Source data:
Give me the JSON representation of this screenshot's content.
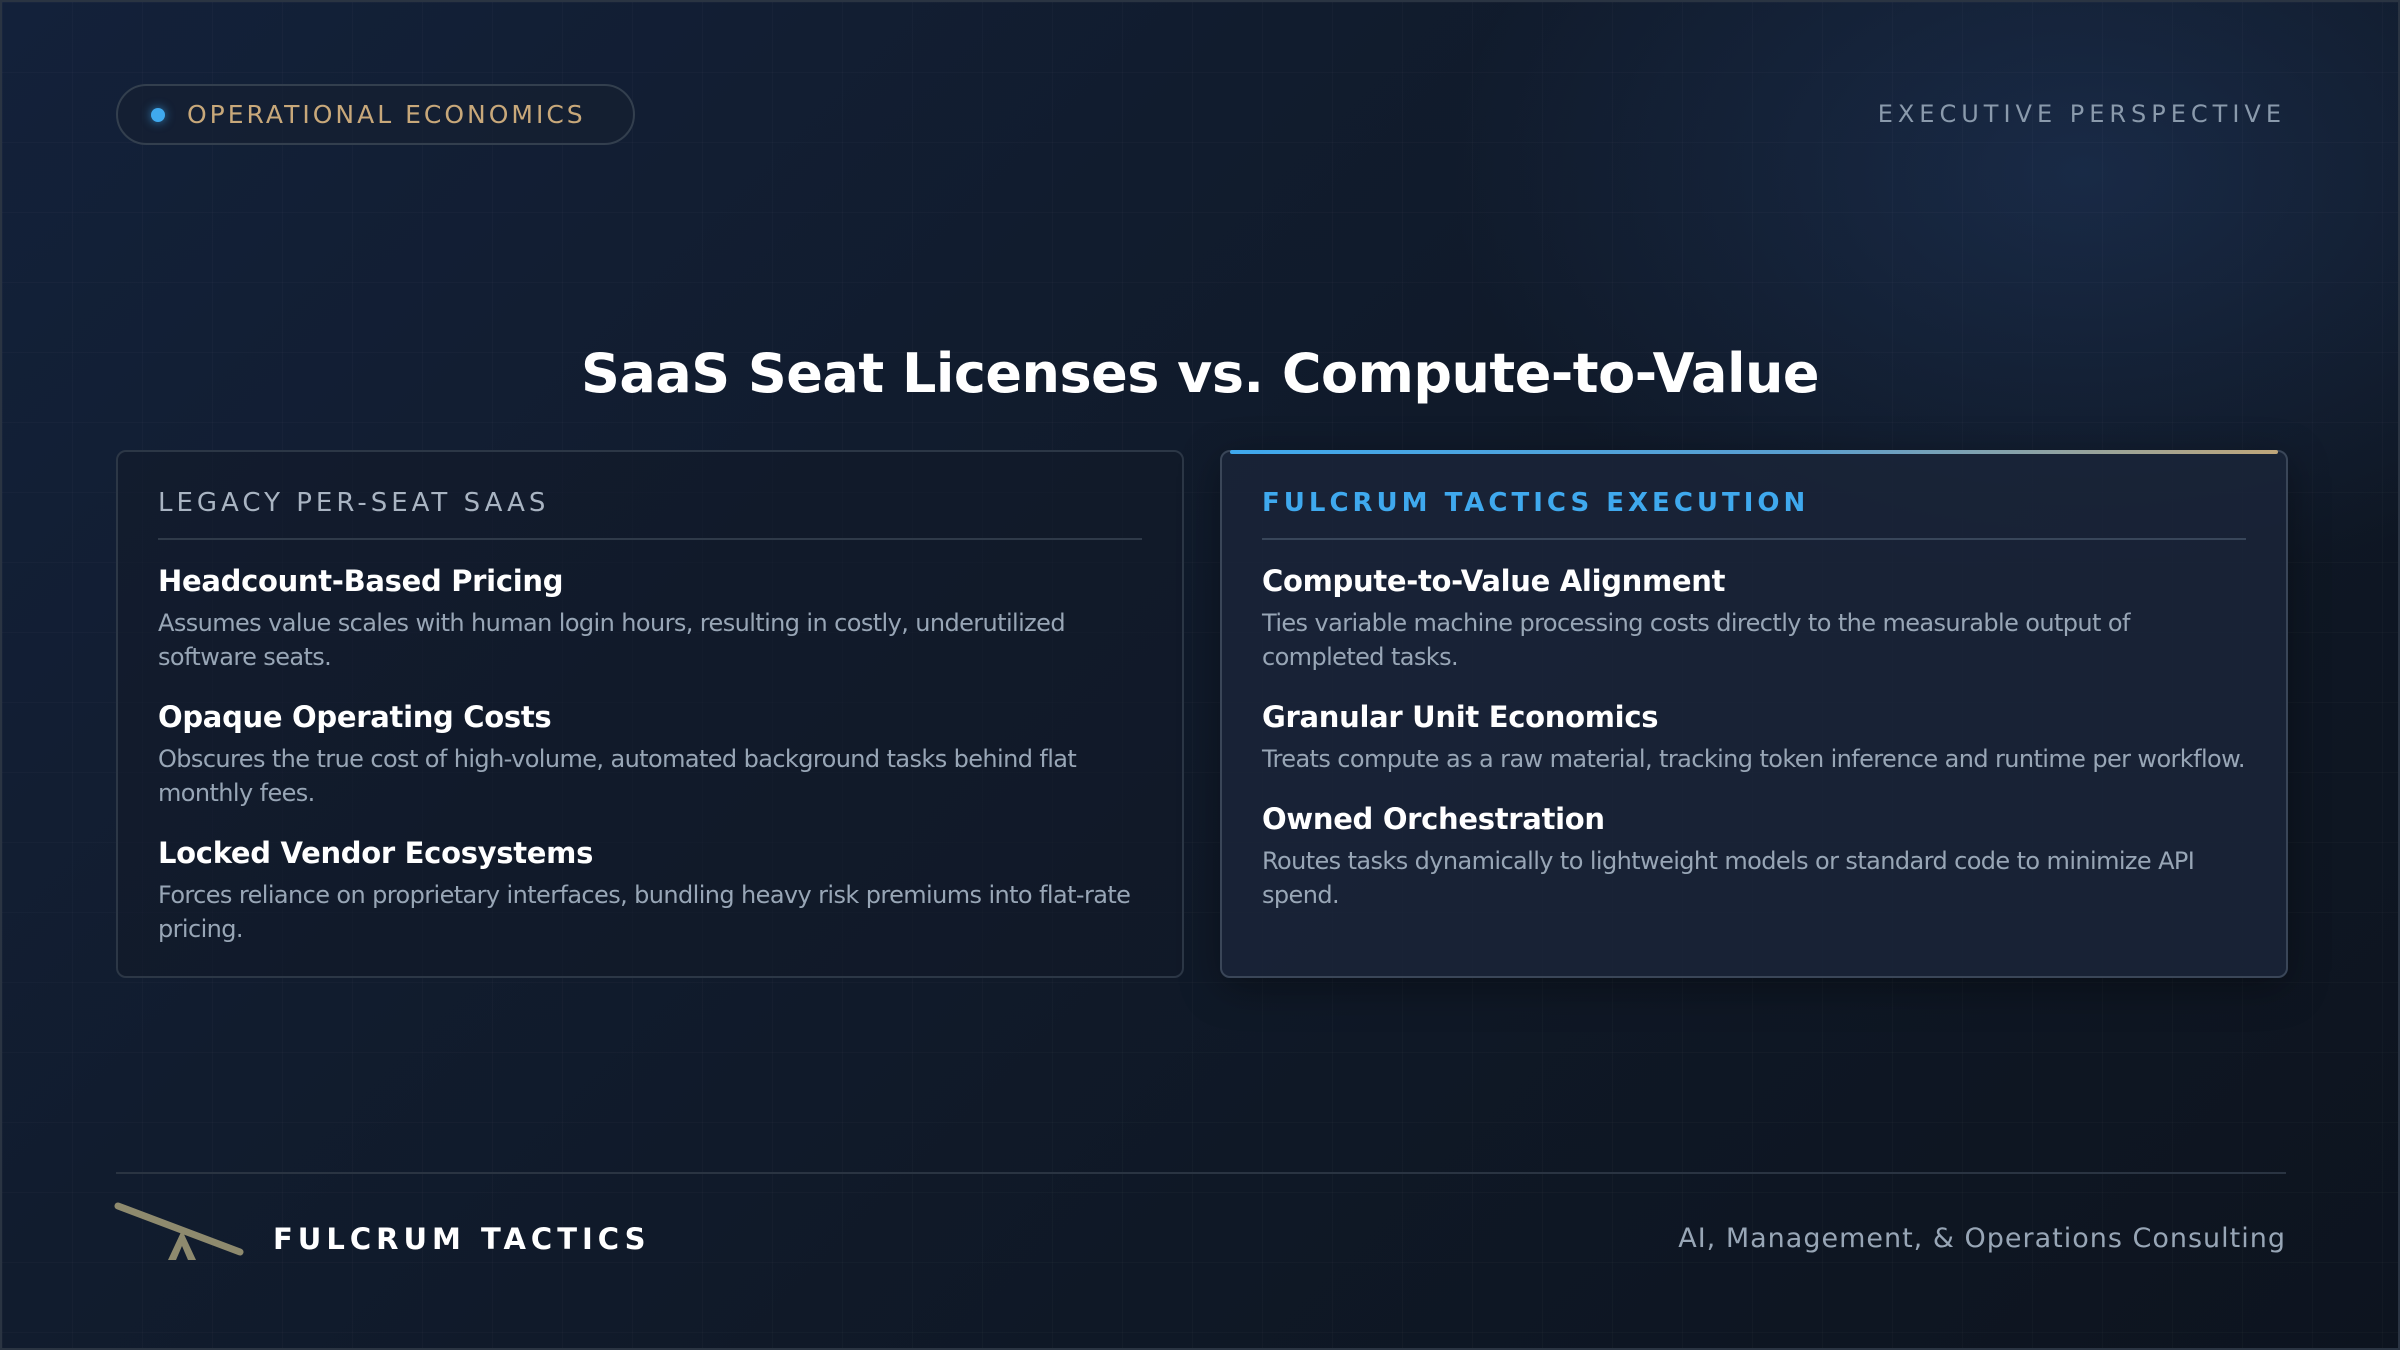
{
  "header": {
    "category_label": "OPERATIONAL ECONOMICS",
    "perspective_label": "EXECUTIVE PERSPECTIVE"
  },
  "title": "SaaS Seat Licenses vs. Compute-to-Value",
  "left_card": {
    "heading": "LEGACY PER-SEAT SAAS",
    "items": [
      {
        "title": "Headcount-Based Pricing",
        "description": "Assumes value scales with human login hours, resulting in costly, underutilized software seats."
      },
      {
        "title": "Opaque Operating Costs",
        "description": "Obscures the true cost of high-volume, automated background tasks behind flat monthly fees."
      },
      {
        "title": "Locked Vendor Ecosystems",
        "description": "Forces reliance on proprietary interfaces, bundling heavy risk premiums into flat-rate pricing."
      }
    ]
  },
  "right_card": {
    "heading": "FULCRUM TACTICS EXECUTION",
    "items": [
      {
        "title": "Compute-to-Value Alignment",
        "description": "Ties variable machine processing costs directly to the measurable output of completed tasks."
      },
      {
        "title": "Granular Unit Economics",
        "description": "Treats compute as a raw material, tracking token inference and runtime per workflow."
      },
      {
        "title": "Owned Orchestration",
        "description": "Routes tasks dynamically to lightweight models or standard code to minimize API spend."
      }
    ]
  },
  "footer": {
    "brand": "FULCRUM TACTICS",
    "tagline": "AI, Management, & Operations Consulting",
    "logo_icon": "fulcrum-seesaw-icon"
  },
  "colors": {
    "accent_blue": "#3fa9ee",
    "accent_gold": "#c8a87a",
    "logo_olive": "#8e8a6e"
  }
}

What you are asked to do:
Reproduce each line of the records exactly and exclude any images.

Answer section:
Give me the JSON representation of this screenshot's content.
{
  "header": {
    "category_label": "OPERATIONAL ECONOMICS",
    "perspective_label": "EXECUTIVE PERSPECTIVE"
  },
  "title": "SaaS Seat Licenses vs. Compute-to-Value",
  "left_card": {
    "heading": "LEGACY PER-SEAT SAAS",
    "items": [
      {
        "title": "Headcount-Based Pricing",
        "description": "Assumes value scales with human login hours, resulting in costly, underutilized software seats."
      },
      {
        "title": "Opaque Operating Costs",
        "description": "Obscures the true cost of high-volume, automated background tasks behind flat monthly fees."
      },
      {
        "title": "Locked Vendor Ecosystems",
        "description": "Forces reliance on proprietary interfaces, bundling heavy risk premiums into flat-rate pricing."
      }
    ]
  },
  "right_card": {
    "heading": "FULCRUM TACTICS EXECUTION",
    "items": [
      {
        "title": "Compute-to-Value Alignment",
        "description": "Ties variable machine processing costs directly to the measurable output of completed tasks."
      },
      {
        "title": "Granular Unit Economics",
        "description": "Treats compute as a raw material, tracking token inference and runtime per workflow."
      },
      {
        "title": "Owned Orchestration",
        "description": "Routes tasks dynamically to lightweight models or standard code to minimize API spend."
      }
    ]
  },
  "footer": {
    "brand": "FULCRUM TACTICS",
    "tagline": "AI, Management, & Operations Consulting",
    "logo_icon": "fulcrum-seesaw-icon"
  },
  "colors": {
    "accent_blue": "#3fa9ee",
    "accent_gold": "#c8a87a",
    "logo_olive": "#8e8a6e"
  }
}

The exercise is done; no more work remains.